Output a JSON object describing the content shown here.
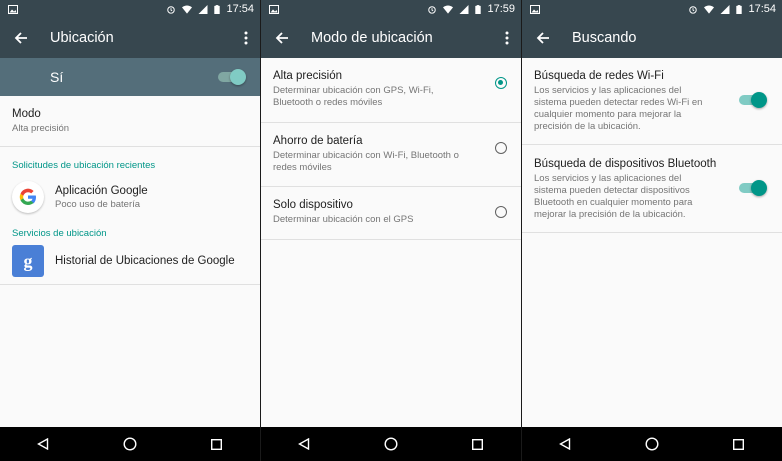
{
  "colors": {
    "primary_dark": "#37474f",
    "accent": "#009688",
    "master_bar": "#546e7a"
  },
  "screen1": {
    "status_time": "17:54",
    "title": "Ubicación",
    "master_label": "Sí",
    "mode_label": "Modo",
    "mode_value": "Alta precisión",
    "recent_header": "Solicitudes de ubicación recientes",
    "app_name": "Aplicación Google",
    "app_usage": "Poco uso de batería",
    "services_header": "Servicios de ubicación",
    "history_label": "Historial de Ubicaciones de Google"
  },
  "screen2": {
    "status_time": "17:59",
    "title": "Modo de ubicación",
    "options": [
      {
        "title": "Alta precisión",
        "desc": "Determinar ubicación con GPS, Wi-Fi, Bluetooth o redes móviles",
        "selected": true
      },
      {
        "title": "Ahorro de batería",
        "desc": "Determinar ubicación con Wi-Fi, Bluetooth o redes móviles",
        "selected": false
      },
      {
        "title": "Solo dispositivo",
        "desc": "Determinar ubicación con el GPS",
        "selected": false
      }
    ]
  },
  "screen3": {
    "status_time": "17:54",
    "title": "Buscando",
    "items": [
      {
        "title": "Búsqueda de redes Wi-Fi",
        "desc": "Los servicios y las aplicaciones del sistema pueden detectar redes Wi-Fi en cualquier momento para mejorar la precisión de la ubicación.",
        "on": true
      },
      {
        "title": "Búsqueda de dispositivos Bluetooth",
        "desc": "Los servicios y las aplicaciones del sistema pueden detectar dispositivos Bluetooth en cualquier momento para mejorar la precisión de la ubicación.",
        "on": true
      }
    ]
  }
}
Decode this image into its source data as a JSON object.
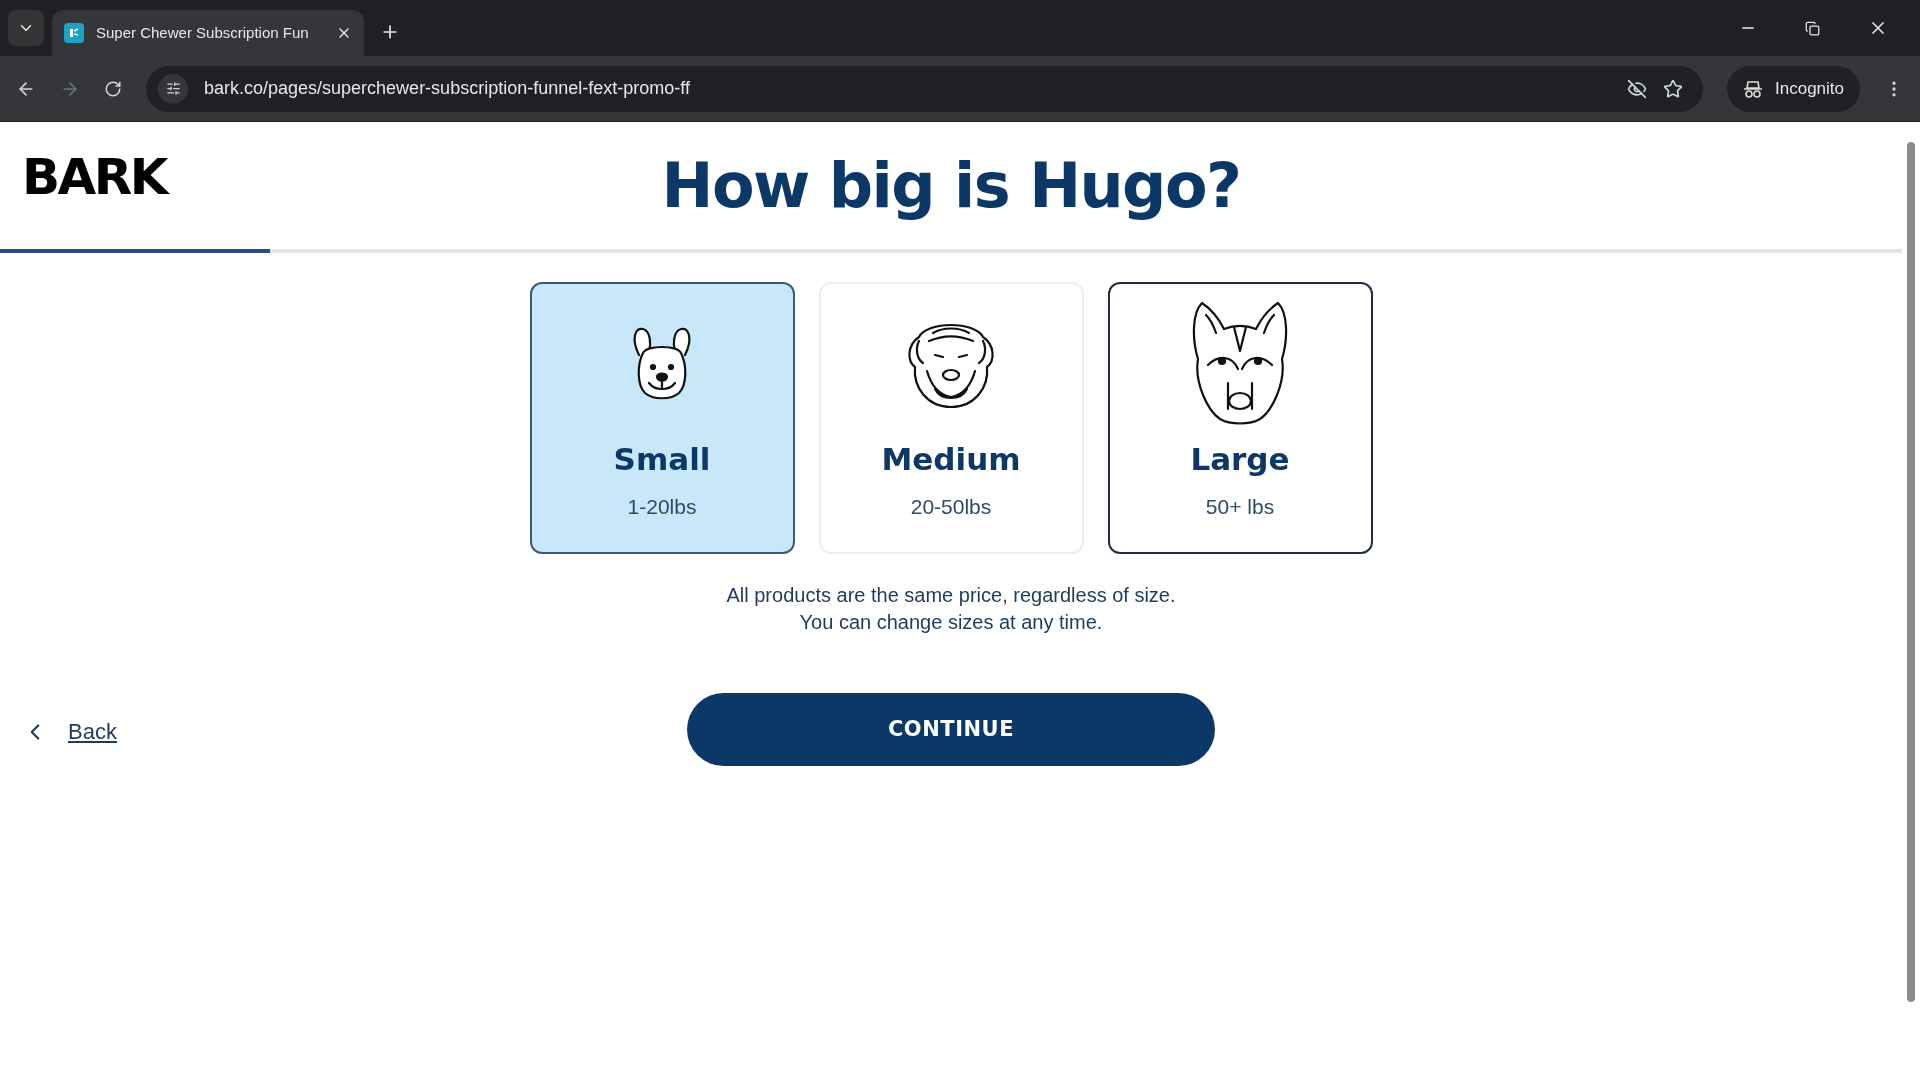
{
  "browser": {
    "tab": {
      "title": "Super Chewer Subscription Fun"
    },
    "url": "bark.co/pages/superchewer-subscription-funnel-fext-promo-ff",
    "profile": "Incognito"
  },
  "page": {
    "logo": "BARK",
    "title": "How big is Hugo?",
    "progress": {
      "level": 0.142
    },
    "sizes": [
      {
        "kind": "bulldog",
        "label": "Small",
        "weight": "1-20lbs",
        "selected": true,
        "hovered": false
      },
      {
        "kind": "sharpei",
        "label": "Medium",
        "weight": "20-50lbs",
        "selected": false,
        "hovered": false
      },
      {
        "kind": "husky",
        "label": "Large",
        "weight": "50+ lbs",
        "selected": false,
        "hovered": true
      }
    ],
    "note": [
      "All products are the same price, regardless of size.",
      "You can change sizes at any time."
    ],
    "continue": "CONTINUE",
    "back": "Back"
  }
}
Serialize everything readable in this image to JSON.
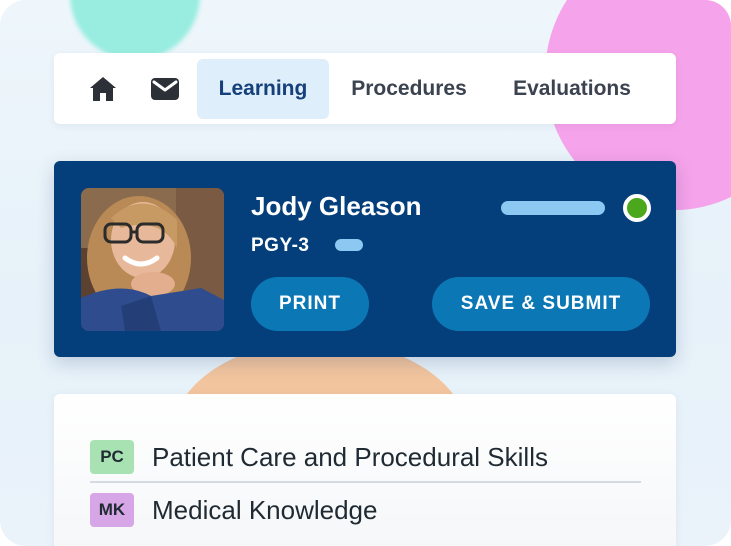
{
  "nav": {
    "icons": [
      "home-icon",
      "mail-icon"
    ],
    "tabs": [
      {
        "label": "Learning",
        "active": true
      },
      {
        "label": "Procedures",
        "active": false
      },
      {
        "label": "Evaluations",
        "active": false
      }
    ]
  },
  "profile": {
    "name": "Jody Gleason",
    "level": "PGY-3",
    "status_color": "#4ba81c",
    "print_label": "PRINT",
    "submit_label": "SAVE & SUBMIT"
  },
  "competencies": [
    {
      "code": "PC",
      "label": "Patient Care and Procedural Skills",
      "badge_color": "#a8e2b2"
    },
    {
      "code": "MK",
      "label": "Medical Knowledge",
      "badge_color": "#d6a6e6"
    }
  ],
  "colors": {
    "card_navy": "#053f7b",
    "button_blue": "#0b77b5",
    "active_tab_bg": "#deeefa"
  }
}
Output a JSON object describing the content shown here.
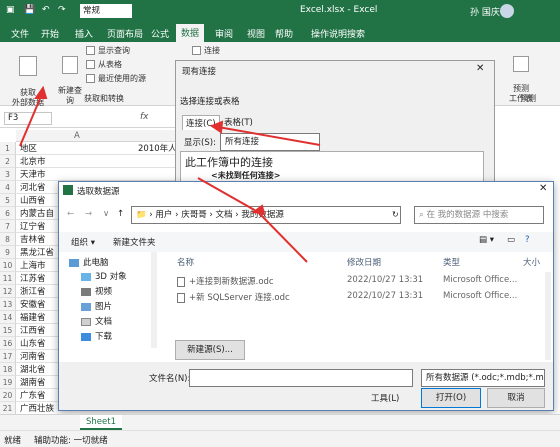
{
  "titlebar": {
    "filename": "Excel.xlsx - Excel",
    "user": "孙 国庆",
    "quick_mode": "常规"
  },
  "ribbon_tabs": [
    "文件",
    "开始",
    "插入",
    "页面布局",
    "公式",
    "数据",
    "审阅",
    "视图",
    "帮助",
    "操作说明搜索"
  ],
  "ribbon": {
    "get_external": "获取\n外部数据",
    "new_query": "新建查\n询",
    "show_query": "显示查询",
    "from_table": "从表格",
    "recent_sources": "最近使用的源",
    "group_label": "获取和转换",
    "connections": "连接",
    "predict": "预测\n工作表",
    "predict_group": "预测"
  },
  "formula": {
    "namebox": "F3",
    "fx": "fx"
  },
  "sheet": {
    "col_a": "A",
    "header_a1": "地区",
    "header_b1": "2010年人",
    "rows": [
      "北京市",
      "天津市",
      "河北省",
      "山西省",
      "内蒙古自",
      "辽宁省",
      "吉林省",
      "黑龙江省",
      "上海市",
      "江苏省",
      "浙江省",
      "安徽省",
      "福建省",
      "江西省",
      "山东省",
      "河南省",
      "湖北省",
      "湖南省",
      "广东省",
      "广西壮族",
      "海南省"
    ],
    "row_numbers": [
      "1",
      "2",
      "3",
      "4",
      "5",
      "6",
      "7",
      "8",
      "9",
      "10",
      "11",
      "12",
      "13",
      "14",
      "15",
      "16",
      "17",
      "18",
      "19",
      "20",
      "21",
      "22"
    ]
  },
  "conn_dialog": {
    "title": "现有连接",
    "prompt": "选择连接或表格",
    "tab_conn": "连接(C)",
    "tab_table": "表格(T)",
    "show_label": "显示(S):",
    "show_value": "所有连接",
    "heading": "此工作簿中的连接",
    "none": "<未找到任何连接>"
  },
  "file_dialog": {
    "title": "选取数据源",
    "breadcrumb": [
      "用户",
      "庆哥哥",
      "文档",
      "我的数据源"
    ],
    "search_placeholder": "在 我的数据源 中搜索",
    "organize": "组织 ▾",
    "new_folder": "新建文件夹",
    "nav": [
      "此电脑",
      "3D 对象",
      "视频",
      "图片",
      "文档",
      "下载"
    ],
    "columns": {
      "name": "名称",
      "date": "修改日期",
      "type": "类型",
      "size": "大小"
    },
    "files": [
      {
        "name": "+连接到新数据源.odc",
        "date": "2022/10/27 13:31",
        "type": "Microsoft Office..."
      },
      {
        "name": "+新 SQLServer 连接.odc",
        "date": "2022/10/27 13:31",
        "type": "Microsoft Office..."
      }
    ],
    "new_source": "新建源(S)...",
    "filename_label": "文件名(N):",
    "filter": "所有数据源 (*.odc;*.mdb;*.mc",
    "tools": "工具(L)",
    "open": "打开(O)",
    "cancel": "取消"
  },
  "sheet_tab": "Sheet1",
  "status": {
    "ready": "就绪",
    "accessibility": "辅助功能: 一切就绪"
  },
  "colors": {
    "excel_green": "#217346",
    "arrow_red": "#e03030"
  }
}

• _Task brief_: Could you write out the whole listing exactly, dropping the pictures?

• _Solution_:
Output a JSON object describing the content shown here.
{
  "colors": {
    "primary_dark": "#37474f",
    "accent": "#009688",
    "master_bar": "#546e7a"
  },
  "screen1": {
    "status_time": "17:54",
    "title": "Ubicación",
    "master_label": "Sí",
    "mode_label": "Modo",
    "mode_value": "Alta precisión",
    "recent_header": "Solicitudes de ubicación recientes",
    "app_name": "Aplicación Google",
    "app_usage": "Poco uso de batería",
    "services_header": "Servicios de ubicación",
    "history_label": "Historial de Ubicaciones de Google"
  },
  "screen2": {
    "status_time": "17:59",
    "title": "Modo de ubicación",
    "options": [
      {
        "title": "Alta precisión",
        "desc": "Determinar ubicación con GPS, Wi-Fi, Bluetooth o redes móviles",
        "selected": true
      },
      {
        "title": "Ahorro de batería",
        "desc": "Determinar ubicación con Wi-Fi, Bluetooth o redes móviles",
        "selected": false
      },
      {
        "title": "Solo dispositivo",
        "desc": "Determinar ubicación con el GPS",
        "selected": false
      }
    ]
  },
  "screen3": {
    "status_time": "17:54",
    "title": "Buscando",
    "items": [
      {
        "title": "Búsqueda de redes Wi-Fi",
        "desc": "Los servicios y las aplicaciones del sistema pueden detectar redes Wi-Fi en cualquier momento para mejorar la precisión de la ubicación.",
        "on": true
      },
      {
        "title": "Búsqueda de dispositivos Bluetooth",
        "desc": "Los servicios y las aplicaciones del sistema pueden detectar dispositivos Bluetooth en cualquier momento para mejorar la precisión de la ubicación.",
        "on": true
      }
    ]
  }
}
Decode this image into its source data as a JSON object.
{
  "browser": {
    "tab": {
      "title": "Super Chewer Subscription Fun"
    },
    "url": "bark.co/pages/superchewer-subscription-funnel-fext-promo-ff",
    "profile": "Incognito"
  },
  "page": {
    "logo": "BARK",
    "title": "How big is Hugo?",
    "progress": {
      "level": 0.142
    },
    "sizes": [
      {
        "kind": "bulldog",
        "label": "Small",
        "weight": "1-20lbs",
        "selected": true,
        "hovered": false
      },
      {
        "kind": "sharpei",
        "label": "Medium",
        "weight": "20-50lbs",
        "selected": false,
        "hovered": false
      },
      {
        "kind": "husky",
        "label": "Large",
        "weight": "50+ lbs",
        "selected": false,
        "hovered": true
      }
    ],
    "note": [
      "All products are the same price, regardless of size.",
      "You can change sizes at any time."
    ],
    "continue": "CONTINUE",
    "back": "Back"
  }
}
Serialize everything readable in this image to JSON.
{
  "nav": {
    "icons": [
      "home-icon",
      "mail-icon"
    ],
    "tabs": [
      {
        "label": "Learning",
        "active": true
      },
      {
        "label": "Procedures",
        "active": false
      },
      {
        "label": "Evaluations",
        "active": false
      }
    ]
  },
  "profile": {
    "name": "Jody Gleason",
    "level": "PGY-3",
    "status_color": "#4ba81c",
    "print_label": "PRINT",
    "submit_label": "SAVE & SUBMIT"
  },
  "competencies": [
    {
      "code": "PC",
      "label": "Patient Care and Procedural Skills",
      "badge_color": "#a8e2b2"
    },
    {
      "code": "MK",
      "label": "Medical Knowledge",
      "badge_color": "#d6a6e6"
    }
  ],
  "colors": {
    "card_navy": "#053f7b",
    "button_blue": "#0b77b5",
    "active_tab_bg": "#deeefa"
  }
}
Output a JSON object describing the content shown here.
{
  "titlebar": {
    "filename": "Excel.xlsx - Excel",
    "user": "孙 国庆",
    "quick_mode": "常规"
  },
  "ribbon_tabs": [
    "文件",
    "开始",
    "插入",
    "页面布局",
    "公式",
    "数据",
    "审阅",
    "视图",
    "帮助",
    "操作说明搜索"
  ],
  "ribbon": {
    "get_external": "获取\n外部数据",
    "new_query": "新建查\n询",
    "show_query": "显示查询",
    "from_table": "从表格",
    "recent_sources": "最近使用的源",
    "group_label": "获取和转换",
    "connections": "连接",
    "predict": "预测\n工作表",
    "predict_group": "预测"
  },
  "formula": {
    "namebox": "F3",
    "fx": "fx"
  },
  "sheet": {
    "col_a": "A",
    "header_a1": "地区",
    "header_b1": "2010年人",
    "rows": [
      "北京市",
      "天津市",
      "河北省",
      "山西省",
      "内蒙古自",
      "辽宁省",
      "吉林省",
      "黑龙江省",
      "上海市",
      "江苏省",
      "浙江省",
      "安徽省",
      "福建省",
      "江西省",
      "山东省",
      "河南省",
      "湖北省",
      "湖南省",
      "广东省",
      "广西壮族",
      "海南省"
    ],
    "row_numbers": [
      "1",
      "2",
      "3",
      "4",
      "5",
      "6",
      "7",
      "8",
      "9",
      "10",
      "11",
      "12",
      "13",
      "14",
      "15",
      "16",
      "17",
      "18",
      "19",
      "20",
      "21",
      "22"
    ]
  },
  "conn_dialog": {
    "title": "现有连接",
    "prompt": "选择连接或表格",
    "tab_conn": "连接(C)",
    "tab_table": "表格(T)",
    "show_label": "显示(S):",
    "show_value": "所有连接",
    "heading": "此工作簿中的连接",
    "none": "<未找到任何连接>"
  },
  "file_dialog": {
    "title": "选取数据源",
    "breadcrumb": [
      "用户",
      "庆哥哥",
      "文档",
      "我的数据源"
    ],
    "search_placeholder": "在 我的数据源 中搜索",
    "organize": "组织 ▾",
    "new_folder": "新建文件夹",
    "nav": [
      "此电脑",
      "3D 对象",
      "视频",
      "图片",
      "文档",
      "下载"
    ],
    "columns": {
      "name": "名称",
      "date": "修改日期",
      "type": "类型",
      "size": "大小"
    },
    "files": [
      {
        "name": "+连接到新数据源.odc",
        "date": "2022/10/27 13:31",
        "type": "Microsoft Office..."
      },
      {
        "name": "+新 SQLServer 连接.odc",
        "date": "2022/10/27 13:31",
        "type": "Microsoft Office..."
      }
    ],
    "new_source": "新建源(S)...",
    "filename_label": "文件名(N):",
    "filter": "所有数据源 (*.odc;*.mdb;*.mc",
    "tools": "工具(L)",
    "open": "打开(O)",
    "cancel": "取消"
  },
  "sheet_tab": "Sheet1",
  "status": {
    "ready": "就绪",
    "accessibility": "辅助功能: 一切就绪"
  },
  "colors": {
    "excel_green": "#217346",
    "arrow_red": "#e03030"
  }
}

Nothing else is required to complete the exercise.